Dr. Lamborn founded the first newspaper in Alliance and turned part of his home into a hospital during the Civil War. He was a physician and also a politician who in 1876 ran and narrowly lost to William McKinley for the 17th Congressional District. Lamborn was wearing one of his carnations while waiting to debate McKinley who asked about the pedigree of the flower. Later at a campaign rally Lamborn gifted McKinley one of his flowers and told him it was called the Lamborn Red. McKinley developed an appreciation for the flower over the course of the rest of his political career including while as Governor of Ohio and President of the U.S.
In fact, McKinley was wearing one of Lamborn’s Scarlet Carnations on September 6, 1901 at the Pan American Exposition held in Buffalo New York while greeting people. One girl asked for a gift to show her friend; McKinley gifted her the carnation he was wearing. The second person waiting in line behind the girl shot the president; McKinley died 8 days later.
Dr. Lamborn published the first edition book, American Carnation Culture in 1885 (three more subsequent editions were published into the early 1900s). In early 1904 a resolution was passed to make Dr. Lamborn’s carnation the state flower of Ohio.
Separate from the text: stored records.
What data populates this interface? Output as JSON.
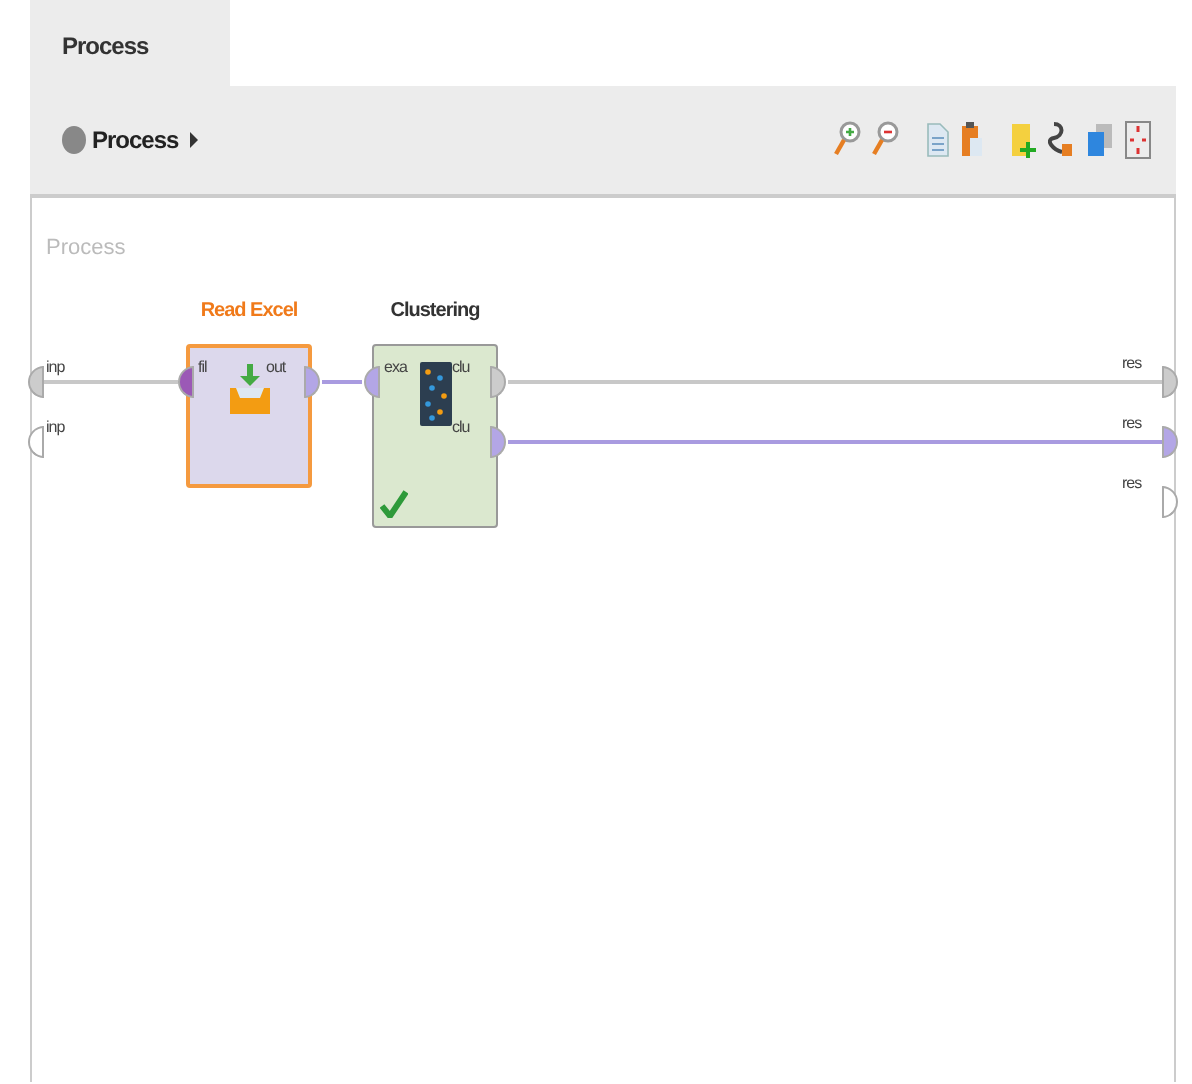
{
  "tabs": [
    {
      "label": "Process",
      "selected": true
    }
  ],
  "breadcrumb": {
    "label": "Process"
  },
  "canvas": {
    "title": "Process",
    "input_ports": [
      {
        "label": "inp",
        "color": "#cccccc"
      },
      {
        "label": "inp",
        "color": "#ffffff"
      }
    ],
    "result_ports": [
      {
        "label": "res",
        "color": "#cccccc"
      },
      {
        "label": "res",
        "color": "#b3a6e6"
      },
      {
        "label": "res",
        "color": "#ffffff"
      }
    ],
    "operators": [
      {
        "kind": "read",
        "name": "Read Excel",
        "selected": true,
        "executed": false,
        "inputs": [
          {
            "label": "fil",
            "color": "#9b59b6"
          }
        ],
        "outputs": [
          {
            "label": "out",
            "color": "#b3a6e6"
          }
        ]
      },
      {
        "kind": "clustering",
        "name": "Clustering",
        "selected": false,
        "executed": true,
        "inputs": [
          {
            "label": "exa",
            "color": "#b3a6e6"
          }
        ],
        "outputs": [
          {
            "label": "clu",
            "color": "#cccccc"
          },
          {
            "label": "clu",
            "color": "#b3a6e6"
          }
        ]
      }
    ]
  }
}
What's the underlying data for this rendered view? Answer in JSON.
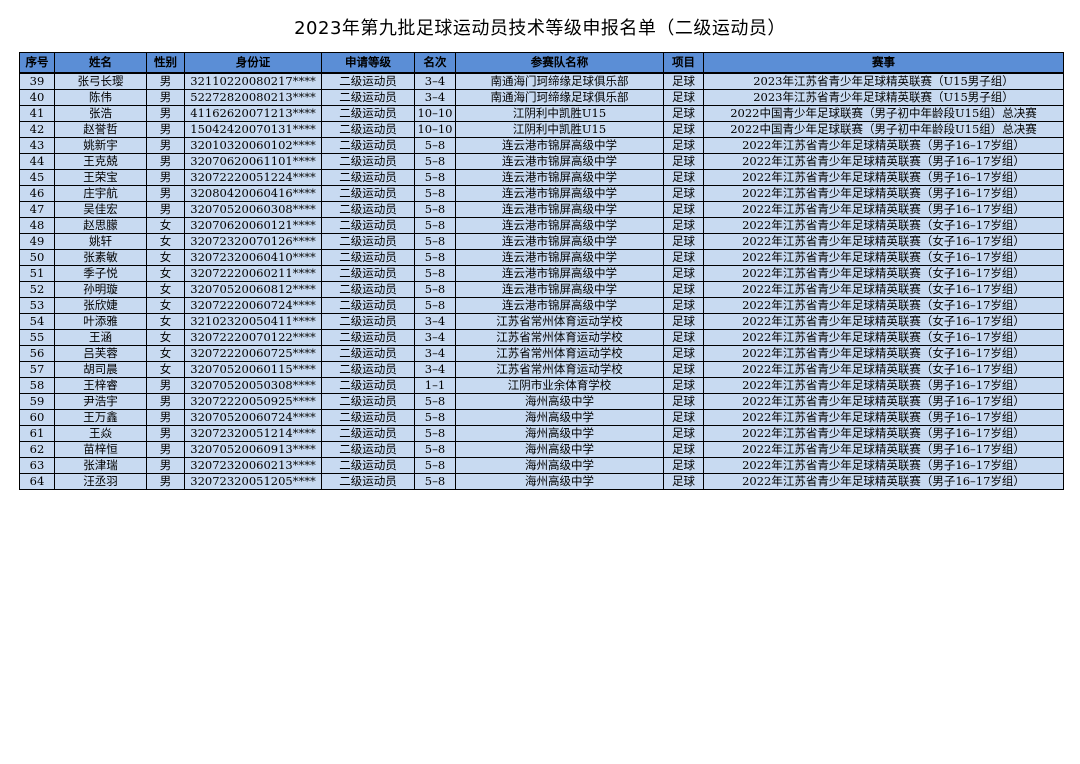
{
  "title": "2023年第九批足球运动员技术等级申报名单（二级运动员）",
  "colors": {
    "header_bg": "#5b8ed6",
    "row_bg": "#c8daf1"
  },
  "columns": [
    "序号",
    "姓名",
    "性别",
    "身份证",
    "申请等级",
    "名次",
    "参赛队名称",
    "项目",
    "赛事"
  ],
  "rows": [
    [
      "39",
      "张弓长璎",
      "男",
      "32110220080217****",
      "二级运动员",
      "3–4",
      "南通海门珂缔缘足球俱乐部",
      "足球",
      "2023年江苏省青少年足球精英联赛（U15男子组）"
    ],
    [
      "40",
      "陈伟",
      "男",
      "52272820080213****",
      "二级运动员",
      "3–4",
      "南通海门珂缔缘足球俱乐部",
      "足球",
      "2023年江苏省青少年足球精英联赛（U15男子组）"
    ],
    [
      "41",
      "张浩",
      "男",
      "41162620071213****",
      "二级运动员",
      "10–10",
      "江阴利中凯胜U15",
      "足球",
      "2022中国青少年足球联赛（男子初中年龄段U15组）总决赛"
    ],
    [
      "42",
      "赵誉哲",
      "男",
      "15042420070131****",
      "二级运动员",
      "10–10",
      "江阴利中凯胜U15",
      "足球",
      "2022中国青少年足球联赛（男子初中年龄段U15组）总决赛"
    ],
    [
      "43",
      "姚新宇",
      "男",
      "32010320060102****",
      "二级运动员",
      "5–8",
      "连云港市锦屏高级中学",
      "足球",
      "2022年江苏省青少年足球精英联赛（男子16–17岁组）"
    ],
    [
      "44",
      "王克兢",
      "男",
      "32070620061101****",
      "二级运动员",
      "5–8",
      "连云港市锦屏高级中学",
      "足球",
      "2022年江苏省青少年足球精英联赛（男子16–17岁组）"
    ],
    [
      "45",
      "王荣宝",
      "男",
      "32072220051224****",
      "二级运动员",
      "5–8",
      "连云港市锦屏高级中学",
      "足球",
      "2022年江苏省青少年足球精英联赛（男子16–17岁组）"
    ],
    [
      "46",
      "庄宇航",
      "男",
      "32080420060416****",
      "二级运动员",
      "5–8",
      "连云港市锦屏高级中学",
      "足球",
      "2022年江苏省青少年足球精英联赛（男子16–17岁组）"
    ],
    [
      "47",
      "吴佳宏",
      "男",
      "32070520060308****",
      "二级运动员",
      "5–8",
      "连云港市锦屏高级中学",
      "足球",
      "2022年江苏省青少年足球精英联赛（男子16–17岁组）"
    ],
    [
      "48",
      "赵思朦",
      "女",
      "32070620060121****",
      "二级运动员",
      "5–8",
      "连云港市锦屏高级中学",
      "足球",
      "2022年江苏省青少年足球精英联赛（女子16–17岁组）"
    ],
    [
      "49",
      "姚轩",
      "女",
      "32072320070126****",
      "二级运动员",
      "5–8",
      "连云港市锦屏高级中学",
      "足球",
      "2022年江苏省青少年足球精英联赛（女子16–17岁组）"
    ],
    [
      "50",
      "张素敏",
      "女",
      "32072320060410****",
      "二级运动员",
      "5–8",
      "连云港市锦屏高级中学",
      "足球",
      "2022年江苏省青少年足球精英联赛（女子16–17岁组）"
    ],
    [
      "51",
      "季子悦",
      "女",
      "32072220060211****",
      "二级运动员",
      "5–8",
      "连云港市锦屏高级中学",
      "足球",
      "2022年江苏省青少年足球精英联赛（女子16–17岁组）"
    ],
    [
      "52",
      "孙明璇",
      "女",
      "32070520060812****",
      "二级运动员",
      "5–8",
      "连云港市锦屏高级中学",
      "足球",
      "2022年江苏省青少年足球精英联赛（女子16–17岁组）"
    ],
    [
      "53",
      "张欣婕",
      "女",
      "32072220060724****",
      "二级运动员",
      "5–8",
      "连云港市锦屏高级中学",
      "足球",
      "2022年江苏省青少年足球精英联赛（女子16–17岁组）"
    ],
    [
      "54",
      "叶添雅",
      "女",
      "32102320050411****",
      "二级运动员",
      "3–4",
      "江苏省常州体育运动学校",
      "足球",
      "2022年江苏省青少年足球精英联赛（女子16–17岁组）"
    ],
    [
      "55",
      "王涵",
      "女",
      "32072220070122****",
      "二级运动员",
      "3–4",
      "江苏省常州体育运动学校",
      "足球",
      "2022年江苏省青少年足球精英联赛（女子16–17岁组）"
    ],
    [
      "56",
      "吕芙蓉",
      "女",
      "32072220060725****",
      "二级运动员",
      "3–4",
      "江苏省常州体育运动学校",
      "足球",
      "2022年江苏省青少年足球精英联赛（女子16–17岁组）"
    ],
    [
      "57",
      "胡司晨",
      "女",
      "32070520060115****",
      "二级运动员",
      "3–4",
      "江苏省常州体育运动学校",
      "足球",
      "2022年江苏省青少年足球精英联赛（女子16–17岁组）"
    ],
    [
      "58",
      "王梓睿",
      "男",
      "32070520050308****",
      "二级运动员",
      "1–1",
      "江阴市业余体育学校",
      "足球",
      "2022年江苏省青少年足球精英联赛（男子16–17岁组）"
    ],
    [
      "59",
      "尹浩宇",
      "男",
      "32072220050925****",
      "二级运动员",
      "5–8",
      "海州高级中学",
      "足球",
      "2022年江苏省青少年足球精英联赛（男子16–17岁组）"
    ],
    [
      "60",
      "王万鑫",
      "男",
      "32070520060724****",
      "二级运动员",
      "5–8",
      "海州高级中学",
      "足球",
      "2022年江苏省青少年足球精英联赛（男子16–17岁组）"
    ],
    [
      "61",
      "王焱",
      "男",
      "32072320051214****",
      "二级运动员",
      "5–8",
      "海州高级中学",
      "足球",
      "2022年江苏省青少年足球精英联赛（男子16–17岁组）"
    ],
    [
      "62",
      "苗梓恒",
      "男",
      "32070520060913****",
      "二级运动员",
      "5–8",
      "海州高级中学",
      "足球",
      "2022年江苏省青少年足球精英联赛（男子16–17岁组）"
    ],
    [
      "63",
      "张津瑞",
      "男",
      "32072320060213****",
      "二级运动员",
      "5–8",
      "海州高级中学",
      "足球",
      "2022年江苏省青少年足球精英联赛（男子16–17岁组）"
    ],
    [
      "64",
      "汪丞羽",
      "男",
      "32072320051205****",
      "二级运动员",
      "5–8",
      "海州高级中学",
      "足球",
      "2022年江苏省青少年足球精英联赛（男子16–17岁组）"
    ]
  ]
}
And in 1959, the Ohio Legislature recognized Alliance as the Carnation City; an every August town hosts the annual Carnation Festival. The Dr. Levi Lamborn mural is located on the side of the Area Chamber of Commerce building in Alliance.
Dr. Lamborn founded a company called Lamborn Floral which was in business until at least the late 1960s, operated by one of Dr. Lamborn’s great grandsons, Leroy Lamborn Zang. One of Dr. Lamborn’s grandsons Leroy Lamborn followed his grandfather’s interest in horticulture and served as the president of the Akron Men’s Garden Club.
National Carnation day is January 29th.
Lamborn Family Vineyards does not see visitors for tastings. For several years select wines from Lamborn Family Vineyards were available at Ma(i)sonry in Yountville (now the RH Wine Vault), a premium collection of boutique mostly Napa wines representing producers who typically do not have their own wineries or tasting rooms. Since the transition to RH Wine Vault a number of changes have been made including eliminating a number of wine producers that used to be represented here; as of our latest update, several Lamborn wines may still be available, served by the bottle. RH Wine Vault creates a curated tasting for guests – opening up several wines and possibly an older vintage (if available). Tastings are either held indoors (a wine tasting space + art gallery) or outdoors in their garden space behind the old stone building.
For more information or to join their members list or one of the wine clubs, visit: www.lamborn.com